by Paul Zindel
The Pigman Guilt and Blame Quotes
How we cite our quotes: Citations follow this format: (Chapter)
[John:] I walked to the edge of the living room and just waited for the lecture I knew was coming.
[Lorraine:] "You shouldn't have gone upstairs with the roller skates on," she finally said as though in a trance.
"I didn't think he would follow me up."
"You just never know when to stop."
"Oh, shut up!" I snapped at her. "You're beginning to sound like my Old Lady."
She turned her head away, and I was sorry I had yelled at her. (11)
After Mr. Pignati's first heart attack, Lorraine and John feel horribly guilty. They blame each other, and, deep down, John blames himself. They begin to bicker like an old married couple.
[John:] Everything that happened from then on [after they visit Mr. Pignati in the hospital] Lorraine blames me for, and maybe she's right. (11)
John still stops short of accepting full responsibility for the disaster of the party and its effect on Mr. Pignati. "Maybe she's right." Well, John, is she or isn't she?
[John:] I mean, this was turning out to be the party of the year. The house was a great pleasure palace, it really was. And there wasn't that much damage being done. Somebody dropped a drink down the stairs, and a cigarette burned a small hole in a throw rug.
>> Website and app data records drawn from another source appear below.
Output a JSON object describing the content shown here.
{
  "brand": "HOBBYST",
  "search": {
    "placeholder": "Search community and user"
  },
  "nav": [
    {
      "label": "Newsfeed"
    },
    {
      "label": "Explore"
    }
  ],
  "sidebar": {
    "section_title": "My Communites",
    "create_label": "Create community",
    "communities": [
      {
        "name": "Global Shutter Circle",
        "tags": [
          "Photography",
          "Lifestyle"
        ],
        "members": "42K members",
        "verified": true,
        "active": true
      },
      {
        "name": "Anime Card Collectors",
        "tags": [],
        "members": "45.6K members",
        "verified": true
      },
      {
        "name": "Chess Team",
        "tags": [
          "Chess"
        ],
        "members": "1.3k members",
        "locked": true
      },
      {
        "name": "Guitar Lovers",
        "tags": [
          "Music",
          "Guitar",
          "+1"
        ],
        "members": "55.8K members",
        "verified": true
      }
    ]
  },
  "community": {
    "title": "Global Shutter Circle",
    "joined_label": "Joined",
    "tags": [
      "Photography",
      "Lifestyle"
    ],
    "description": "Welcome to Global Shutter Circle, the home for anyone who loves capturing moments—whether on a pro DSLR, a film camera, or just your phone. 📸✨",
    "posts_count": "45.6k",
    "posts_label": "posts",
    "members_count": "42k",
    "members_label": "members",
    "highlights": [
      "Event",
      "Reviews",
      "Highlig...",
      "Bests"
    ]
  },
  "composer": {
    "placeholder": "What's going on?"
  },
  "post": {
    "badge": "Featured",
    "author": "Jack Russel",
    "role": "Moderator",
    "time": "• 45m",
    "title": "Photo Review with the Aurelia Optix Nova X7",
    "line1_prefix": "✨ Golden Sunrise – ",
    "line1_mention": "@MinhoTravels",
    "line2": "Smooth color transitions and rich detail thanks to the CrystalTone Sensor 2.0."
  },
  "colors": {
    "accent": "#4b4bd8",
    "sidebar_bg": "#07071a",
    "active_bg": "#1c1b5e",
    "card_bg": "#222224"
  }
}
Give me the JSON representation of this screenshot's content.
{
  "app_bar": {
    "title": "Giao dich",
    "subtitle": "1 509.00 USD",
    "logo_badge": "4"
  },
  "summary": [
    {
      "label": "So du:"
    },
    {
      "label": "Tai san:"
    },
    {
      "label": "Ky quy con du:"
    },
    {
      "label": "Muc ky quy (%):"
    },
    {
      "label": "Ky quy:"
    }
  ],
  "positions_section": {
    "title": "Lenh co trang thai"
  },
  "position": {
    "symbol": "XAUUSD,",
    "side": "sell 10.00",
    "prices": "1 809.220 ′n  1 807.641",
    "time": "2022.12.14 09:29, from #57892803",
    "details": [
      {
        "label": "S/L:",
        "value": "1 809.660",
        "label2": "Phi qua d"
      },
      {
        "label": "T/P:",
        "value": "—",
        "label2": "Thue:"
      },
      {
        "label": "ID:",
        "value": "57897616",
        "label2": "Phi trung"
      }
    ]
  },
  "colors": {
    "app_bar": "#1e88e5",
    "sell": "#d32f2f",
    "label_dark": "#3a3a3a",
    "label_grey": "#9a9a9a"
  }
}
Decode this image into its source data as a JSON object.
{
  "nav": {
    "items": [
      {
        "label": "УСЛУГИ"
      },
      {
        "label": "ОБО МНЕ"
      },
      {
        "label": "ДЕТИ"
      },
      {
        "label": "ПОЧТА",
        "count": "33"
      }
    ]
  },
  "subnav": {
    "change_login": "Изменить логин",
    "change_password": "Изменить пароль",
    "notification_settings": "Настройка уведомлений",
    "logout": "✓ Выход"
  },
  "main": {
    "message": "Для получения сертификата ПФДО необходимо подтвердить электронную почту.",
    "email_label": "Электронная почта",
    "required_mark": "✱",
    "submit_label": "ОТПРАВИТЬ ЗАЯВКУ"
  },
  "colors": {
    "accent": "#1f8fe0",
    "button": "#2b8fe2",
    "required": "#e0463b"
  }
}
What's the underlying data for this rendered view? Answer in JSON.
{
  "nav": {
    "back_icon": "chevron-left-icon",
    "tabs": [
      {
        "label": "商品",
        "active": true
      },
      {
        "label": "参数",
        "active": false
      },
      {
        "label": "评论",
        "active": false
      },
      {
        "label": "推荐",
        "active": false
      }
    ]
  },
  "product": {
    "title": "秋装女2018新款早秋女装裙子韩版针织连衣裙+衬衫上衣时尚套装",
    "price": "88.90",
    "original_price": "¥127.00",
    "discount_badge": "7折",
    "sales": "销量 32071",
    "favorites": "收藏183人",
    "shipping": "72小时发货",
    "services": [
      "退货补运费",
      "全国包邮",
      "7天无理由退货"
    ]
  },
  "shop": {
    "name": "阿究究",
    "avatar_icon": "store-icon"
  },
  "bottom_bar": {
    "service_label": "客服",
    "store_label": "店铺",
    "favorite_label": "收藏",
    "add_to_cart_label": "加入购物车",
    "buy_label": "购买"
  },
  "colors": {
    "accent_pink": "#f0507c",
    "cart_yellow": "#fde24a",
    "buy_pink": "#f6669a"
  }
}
Only one lamp went over, and that was during this frenzied dance when everybody was on the floor. (13)
For the reader, this passage is an ominous sign of the destruction to come as the party grows wilder. But John is trying to convince himself that the damage is minimal. This is one example of John's tendency to delude himself.